[TASK BRIEF] Repeat every entry word for word; omit all pictures.

=== Begin Enclosure ===

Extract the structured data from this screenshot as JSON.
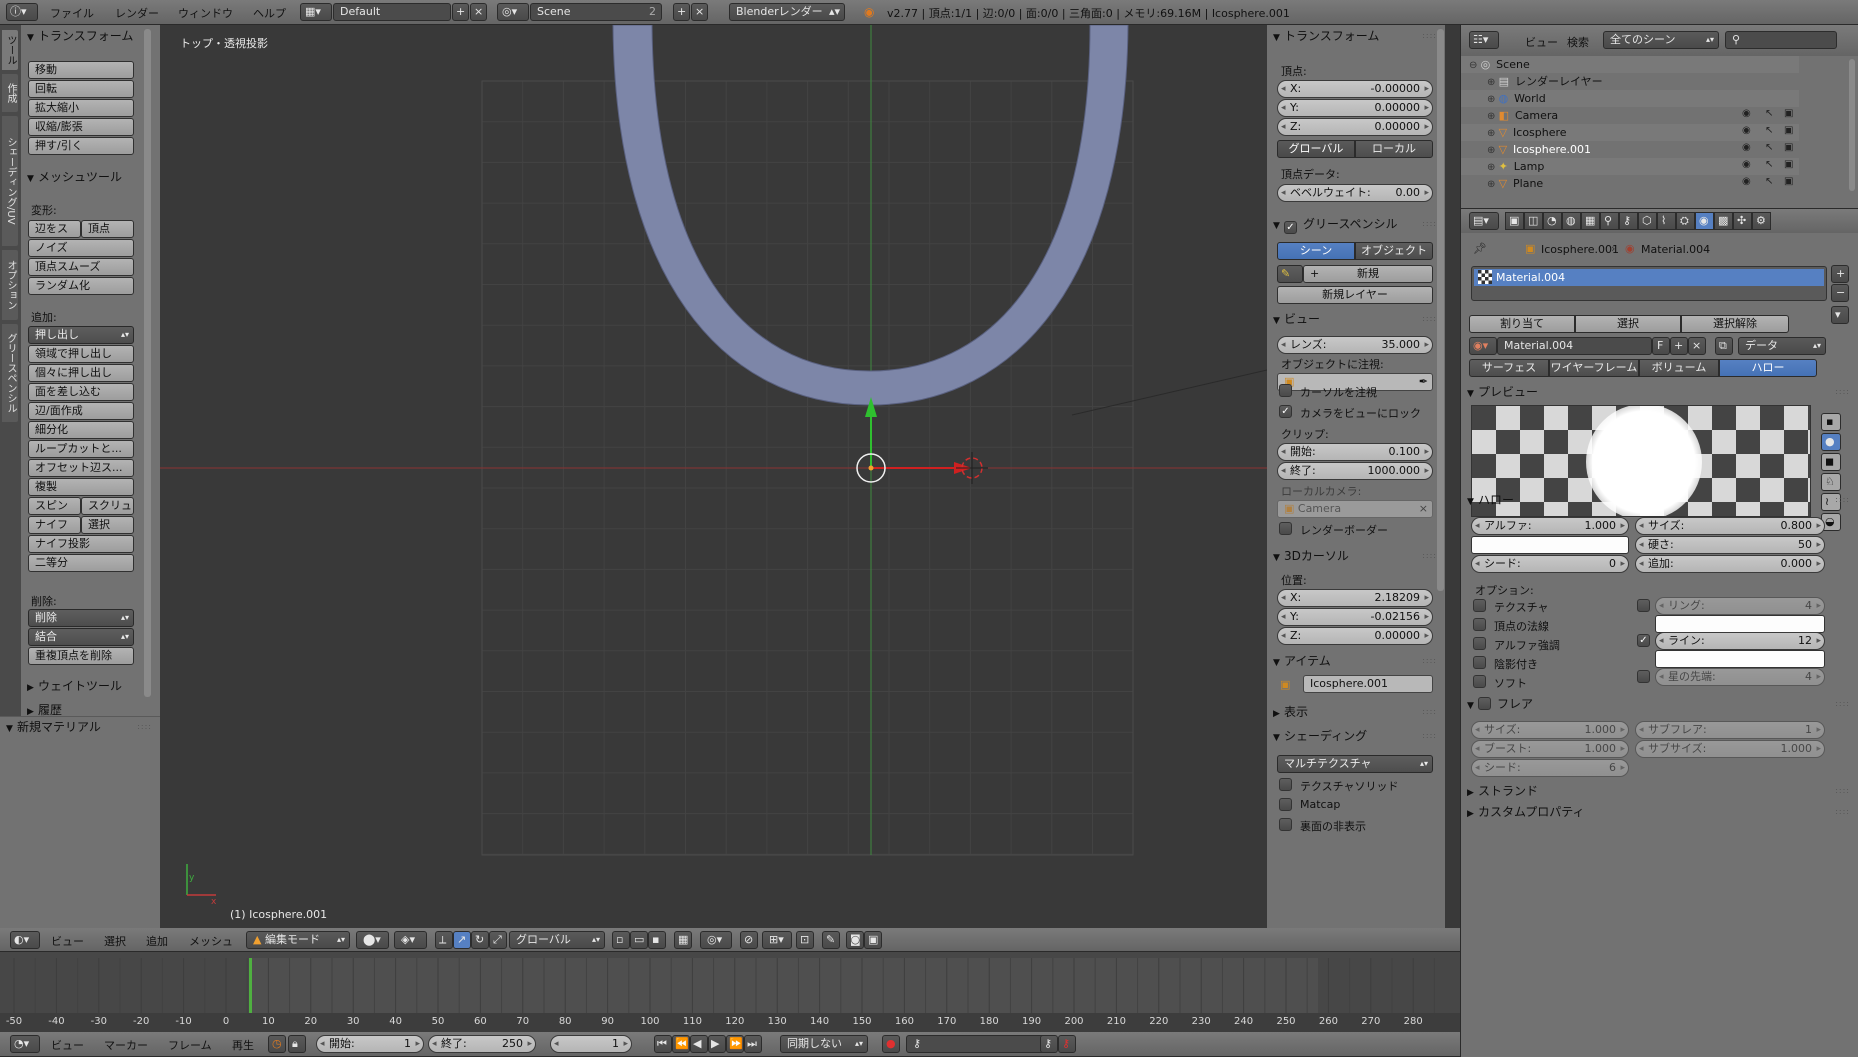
{
  "topbar": {
    "menus": [
      "ファイル",
      "レンダー",
      "ウィンドウ",
      "ヘルプ"
    ],
    "layout": "Default",
    "scene": "Scene",
    "scene_users": "2",
    "engine": "Blenderレンダー",
    "stats": "v2.77 | 頂点:1/1 | 辺:0/0 | 面:0/0 | 三角面:0 | メモリ:69.16M | Icosphere.001"
  },
  "tool_tabs": [
    "ツール",
    "作成",
    "シェーディング/UV",
    "オプション",
    "グリースペンシル"
  ],
  "tool_shelf": {
    "transform_header": "トランスフォーム",
    "transform_buttons": [
      "移動",
      "回転",
      "拡大縮小",
      "収縮/膨張",
      "押す/引く"
    ],
    "mesh_header": "メッシュツール",
    "deform_label": "変形:",
    "deform_row": [
      "辺をス",
      "頂点"
    ],
    "deform_buttons": [
      "ノイズ",
      "頂点スムーズ",
      "ランダム化"
    ],
    "add_label": "追加:",
    "extrude": "押し出し",
    "add_buttons": [
      "領域で押し出し",
      "個々に押し出し",
      "面を差し込む",
      "辺/面作成",
      "細分化",
      "ループカットと...",
      "オフセット辺ス...",
      "複製"
    ],
    "spin_row": [
      "スピン",
      "スクリュ"
    ],
    "knife_row": [
      "ナイフ",
      "選択"
    ],
    "add_buttons2": [
      "ナイフ投影",
      "二等分"
    ],
    "delete_label": "削除:",
    "delete": "削除",
    "merge": "結合",
    "remove_doubles": "重複頂点を削除",
    "weight_header": "ウェイトツール",
    "history_header": "履歴",
    "new_material": "新規マテリアル"
  },
  "viewport": {
    "view_label": "トップ・透視投影",
    "object_label": "(1) Icosphere.001",
    "axis_x": "x",
    "axis_y": "y"
  },
  "n_panel": {
    "transform": "トランスフォーム",
    "vertex": "頂点:",
    "vx": {
      "l": "X:",
      "v": "-0.00000"
    },
    "vy": {
      "l": "Y:",
      "v": "0.00000"
    },
    "vz": {
      "l": "Z:",
      "v": "0.00000"
    },
    "global": "グローバル",
    "local": "ローカル",
    "vertex_data": "頂点データ:",
    "bevel": {
      "l": "ベベルウェイト:",
      "v": "0.00"
    },
    "grease": "グリースペンシル",
    "gp_scene": "シーン",
    "gp_object": "オブジェクト",
    "gp_new": "新規",
    "gp_new_layer": "新規レイヤー",
    "view": "ビュー",
    "lens": {
      "l": "レンズ:",
      "v": "35.000"
    },
    "lock_object": "オブジェクトに注視:",
    "lock_cursor": "カーソルを注視",
    "lock_camera": "カメラをビューにロック",
    "clip": "クリップ:",
    "clip_start": {
      "l": "開始:",
      "v": "0.100"
    },
    "clip_end": {
      "l": "終了:",
      "v": "1000.000"
    },
    "local_camera": "ローカルカメラ:",
    "camera": "Camera",
    "render_border": "レンダーボーダー",
    "cursor": "3Dカーソル",
    "location": "位置:",
    "cx": {
      "l": "X:",
      "v": "2.18209"
    },
    "cy": {
      "l": "Y:",
      "v": "-0.02156"
    },
    "cz": {
      "l": "Z:",
      "v": "0.00000"
    },
    "item": "アイテム",
    "item_name": "Icosphere.001",
    "display": "表示",
    "shading": "シェーディング",
    "multitexture": "マルチテクスチャ",
    "textured_solid": "テクスチャソリッド",
    "matcap": "Matcap",
    "backface": "裏面の非表示"
  },
  "view3d_header": {
    "menus": [
      "ビュー",
      "選択",
      "追加",
      "メッシュ"
    ],
    "mode": "編集モード",
    "orientation": "グローバル"
  },
  "timeline": {
    "ticks": [
      "-50",
      "-40",
      "-30",
      "-20",
      "-10",
      "0",
      "10",
      "20",
      "30",
      "40",
      "50",
      "60",
      "70",
      "80",
      "90",
      "100",
      "110",
      "120",
      "130",
      "140",
      "150",
      "160",
      "170",
      "180",
      "190",
      "200",
      "210",
      "220",
      "230",
      "240",
      "250",
      "260",
      "270",
      "280"
    ],
    "menus": [
      "ビュー",
      "マーカー",
      "フレーム",
      "再生"
    ],
    "start": {
      "l": "開始:",
      "v": "1"
    },
    "end": {
      "l": "終了:",
      "v": "250"
    },
    "current": "1",
    "sync": "同期しない"
  },
  "outliner": {
    "menus": [
      "ビュー",
      "検索"
    ],
    "filter": "全てのシーン",
    "items": [
      {
        "name": "Scene",
        "depth": 0
      },
      {
        "name": "レンダーレイヤー",
        "depth": 1
      },
      {
        "name": "World",
        "depth": 1
      },
      {
        "name": "Camera",
        "depth": 1
      },
      {
        "name": "Icosphere",
        "depth": 1
      },
      {
        "name": "Icosphere.001",
        "depth": 1
      },
      {
        "name": "Lamp",
        "depth": 1
      },
      {
        "name": "Plane",
        "depth": 1
      }
    ]
  },
  "properties": {
    "breadcrumb": [
      "Icosphere.001",
      "Material.004"
    ],
    "slot": "Material.004",
    "assign": "割り当て",
    "select": "選択",
    "deselect": "選択解除",
    "material_name": "Material.004",
    "fake_user": "F",
    "link": "データ",
    "tabs": [
      "サーフェス",
      "ワイヤーフレーム",
      "ボリューム",
      "ハロー"
    ],
    "preview_header": "プレビュー",
    "halo_header": "ハロー",
    "alpha": {
      "l": "アルファ:",
      "v": "1.000"
    },
    "size": {
      "l": "サイズ:",
      "v": "0.800"
    },
    "hardness": {
      "l": "硬さ:",
      "v": "50"
    },
    "seed": {
      "l": "シード:",
      "v": "0"
    },
    "add": {
      "l": "追加:",
      "v": "0.000"
    },
    "options": "オプション:",
    "opt_left": [
      "テクスチャ",
      "頂点の法線",
      "アルファ強調",
      "陰影付き",
      "ソフト"
    ],
    "rings": {
      "l": "リング:",
      "v": "4"
    },
    "lines": {
      "l": "ライン:",
      "v": "12"
    },
    "star": {
      "l": "星の先端:",
      "v": "4"
    },
    "flare_header": "フレア",
    "f_size": {
      "l": "サイズ:",
      "v": "1.000"
    },
    "f_subflare": {
      "l": "サブフレア:",
      "v": "1"
    },
    "f_boost": {
      "l": "ブースト:",
      "v": "1.000"
    },
    "f_subsize": {
      "l": "サブサイズ:",
      "v": "1.000"
    },
    "f_seed": {
      "l": "シード:",
      "v": "6"
    },
    "strand_header": "ストランド",
    "custom_header": "カスタムプロパティ"
  },
  "colors": {
    "accent": "#5680c2",
    "mesh": "#7d86a8",
    "x_axis": "#c23b3b",
    "y_axis": "#3fae3f"
  }
}
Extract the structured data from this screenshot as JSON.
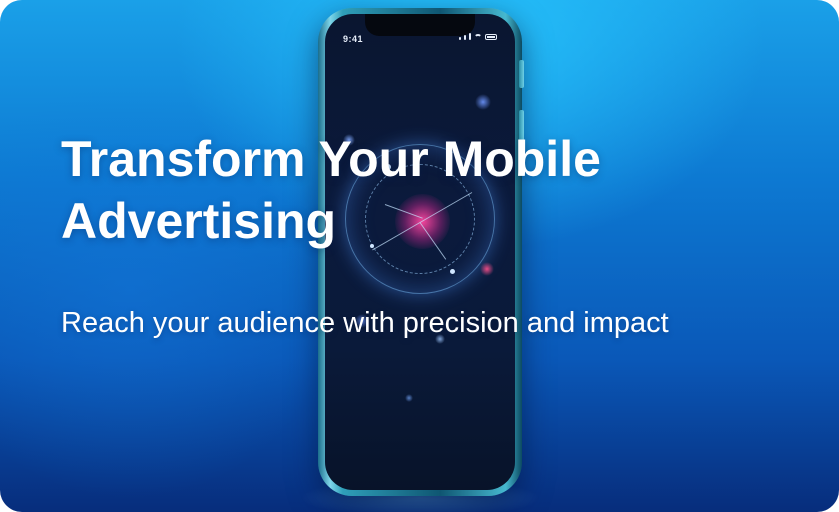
{
  "banner": {
    "headline_line1": "Transform Your Mobile",
    "headline_line2": "Advertising",
    "subheadline": "Reach your audience with precision and impact"
  },
  "phone": {
    "status_time": "9:41",
    "screen_visual": "hologram-target-icon"
  },
  "colors": {
    "background_top": "#1aa0e8",
    "background_bottom": "#072d7c",
    "phone_frame": "#2f9fb9",
    "hologram_core": "#ff46a0",
    "text": "#ffffff"
  }
}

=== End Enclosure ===

[OUTPUT OF THE TASK]
Extract the structured data from this screenshot as JSON.
{
  "topbar": {
    "menus": [
      "ファイル",
      "レンダー",
      "ウィンドウ",
      "ヘルプ"
    ],
    "layout": "Default",
    "scene": "Scene",
    "scene_users": "2",
    "engine": "Blenderレンダー",
    "stats": "v2.77 | 頂点:1/1 | 辺:0/0 | 面:0/0 | 三角面:0 | メモリ:69.16M | Icosphere.001"
  },
  "tool_tabs": [
    "ツール",
    "作成",
    "シェーディング/UV",
    "オプション",
    "グリースペンシル"
  ],
  "tool_shelf": {
    "transform_header": "トランスフォーム",
    "transform_buttons": [
      "移動",
      "回転",
      "拡大縮小",
      "収縮/膨張",
      "押す/引く"
    ],
    "mesh_header": "メッシュツール",
    "deform_label": "変形:",
    "deform_row": [
      "辺をス",
      "頂点"
    ],
    "deform_buttons": [
      "ノイズ",
      "頂点スムーズ",
      "ランダム化"
    ],
    "add_label": "追加:",
    "extrude": "押し出し",
    "add_buttons": [
      "領域で押し出し",
      "個々に押し出し",
      "面を差し込む",
      "辺/面作成",
      "細分化",
      "ループカットと...",
      "オフセット辺ス...",
      "複製"
    ],
    "spin_row": [
      "スピン",
      "スクリュ"
    ],
    "knife_row": [
      "ナイフ",
      "選択"
    ],
    "add_buttons2": [
      "ナイフ投影",
      "二等分"
    ],
    "delete_label": "削除:",
    "delete": "削除",
    "merge": "結合",
    "remove_doubles": "重複頂点を削除",
    "weight_header": "ウェイトツール",
    "history_header": "履歴",
    "new_material": "新規マテリアル"
  },
  "viewport": {
    "view_label": "トップ・透視投影",
    "object_label": "(1) Icosphere.001",
    "axis_x": "x",
    "axis_y": "y"
  },
  "n_panel": {
    "transform": "トランスフォーム",
    "vertex": "頂点:",
    "vx": {
      "l": "X:",
      "v": "-0.00000"
    },
    "vy": {
      "l": "Y:",
      "v": "0.00000"
    },
    "vz": {
      "l": "Z:",
      "v": "0.00000"
    },
    "global": "グローバル",
    "local": "ローカル",
    "vertex_data": "頂点データ:",
    "bevel": {
      "l": "ベベルウェイト:",
      "v": "0.00"
    },
    "grease": "グリースペンシル",
    "gp_scene": "シーン",
    "gp_object": "オブジェクト",
    "gp_new": "新規",
    "gp_new_layer": "新規レイヤー",
    "view": "ビュー",
    "lens": {
      "l": "レンズ:",
      "v": "35.000"
    },
    "lock_object": "オブジェクトに注視:",
    "lock_cursor": "カーソルを注視",
    "lock_camera": "カメラをビューにロック",
    "clip": "クリップ:",
    "clip_start": {
      "l": "開始:",
      "v": "0.100"
    },
    "clip_end": {
      "l": "終了:",
      "v": "1000.000"
    },
    "local_camera": "ローカルカメラ:",
    "camera": "Camera",
    "render_border": "レンダーボーダー",
    "cursor": "3Dカーソル",
    "location": "位置:",
    "cx": {
      "l": "X:",
      "v": "2.18209"
    },
    "cy": {
      "l": "Y:",
      "v": "-0.02156"
    },
    "cz": {
      "l": "Z:",
      "v": "0.00000"
    },
    "item": "アイテム",
    "item_name": "Icosphere.001",
    "display": "表示",
    "shading": "シェーディング",
    "multitexture": "マルチテクスチャ",
    "textured_solid": "テクスチャソリッド",
    "matcap": "Matcap",
    "backface": "裏面の非表示"
  },
  "view3d_header": {
    "menus": [
      "ビュー",
      "選択",
      "追加",
      "メッシュ"
    ],
    "mode": "編集モード",
    "orientation": "グローバル"
  },
  "timeline": {
    "ticks": [
      "-50",
      "-40",
      "-30",
      "-20",
      "-10",
      "0",
      "10",
      "20",
      "30",
      "40",
      "50",
      "60",
      "70",
      "80",
      "90",
      "100",
      "110",
      "120",
      "130",
      "140",
      "150",
      "160",
      "170",
      "180",
      "190",
      "200",
      "210",
      "220",
      "230",
      "240",
      "250",
      "260",
      "270",
      "280"
    ],
    "menus": [
      "ビュー",
      "マーカー",
      "フレーム",
      "再生"
    ],
    "start": {
      "l": "開始:",
      "v": "1"
    },
    "end": {
      "l": "終了:",
      "v": "250"
    },
    "current": "1",
    "sync": "同期しない"
  },
  "outliner": {
    "menus": [
      "ビュー",
      "検索"
    ],
    "filter": "全てのシーン",
    "items": [
      {
        "name": "Scene",
        "depth": 0
      },
      {
        "name": "レンダーレイヤー",
        "depth": 1
      },
      {
        "name": "World",
        "depth": 1
      },
      {
        "name": "Camera",
        "depth": 1
      },
      {
        "name": "Icosphere",
        "depth": 1
      },
      {
        "name": "Icosphere.001",
        "depth": 1
      },
      {
        "name": "Lamp",
        "depth": 1
      },
      {
        "name": "Plane",
        "depth": 1
      }
    ]
  },
  "properties": {
    "breadcrumb": [
      "Icosphere.001",
      "Material.004"
    ],
    "slot": "Material.004",
    "assign": "割り当て",
    "select": "選択",
    "deselect": "選択解除",
    "material_name": "Material.004",
    "fake_user": "F",
    "link": "データ",
    "tabs": [
      "サーフェス",
      "ワイヤーフレーム",
      "ボリューム",
      "ハロー"
    ],
    "preview_header": "プレビュー",
    "halo_header": "ハロー",
    "alpha": {
      "l": "アルファ:",
      "v": "1.000"
    },
    "size": {
      "l": "サイズ:",
      "v": "0.800"
    },
    "hardness": {
      "l": "硬さ:",
      "v": "50"
    },
    "seed": {
      "l": "シード:",
      "v": "0"
    },
    "add": {
      "l": "追加:",
      "v": "0.000"
    },
    "options": "オプション:",
    "opt_left": [
      "テクスチャ",
      "頂点の法線",
      "アルファ強調",
      "陰影付き",
      "ソフト"
    ],
    "rings": {
      "l": "リング:",
      "v": "4"
    },
    "lines": {
      "l": "ライン:",
      "v": "12"
    },
    "star": {
      "l": "星の先端:",
      "v": "4"
    },
    "flare_header": "フレア",
    "f_size": {
      "l": "サイズ:",
      "v": "1.000"
    },
    "f_subflare": {
      "l": "サブフレア:",
      "v": "1"
    },
    "f_boost": {
      "l": "ブースト:",
      "v": "1.000"
    },
    "f_subsize": {
      "l": "サブサイズ:",
      "v": "1.000"
    },
    "f_seed": {
      "l": "シード:",
      "v": "6"
    },
    "strand_header": "ストランド",
    "custom_header": "カスタムプロパティ"
  },
  "colors": {
    "accent": "#5680c2",
    "mesh": "#7d86a8",
    "x_axis": "#c23b3b",
    "y_axis": "#3fae3f"
  }
}
Extract the structured data from this screenshot as JSON.
{
  "banner": {
    "headline_line1": "Transform Your Mobile",
    "headline_line2": "Advertising",
    "subheadline": "Reach your audience with precision and impact"
  },
  "phone": {
    "status_time": "9:41",
    "screen_visual": "hologram-target-icon"
  },
  "colors": {
    "background_top": "#1aa0e8",
    "background_bottom": "#072d7c",
    "phone_frame": "#2f9fb9",
    "hologram_core": "#ff46a0",
    "text": "#ffffff"
  }
}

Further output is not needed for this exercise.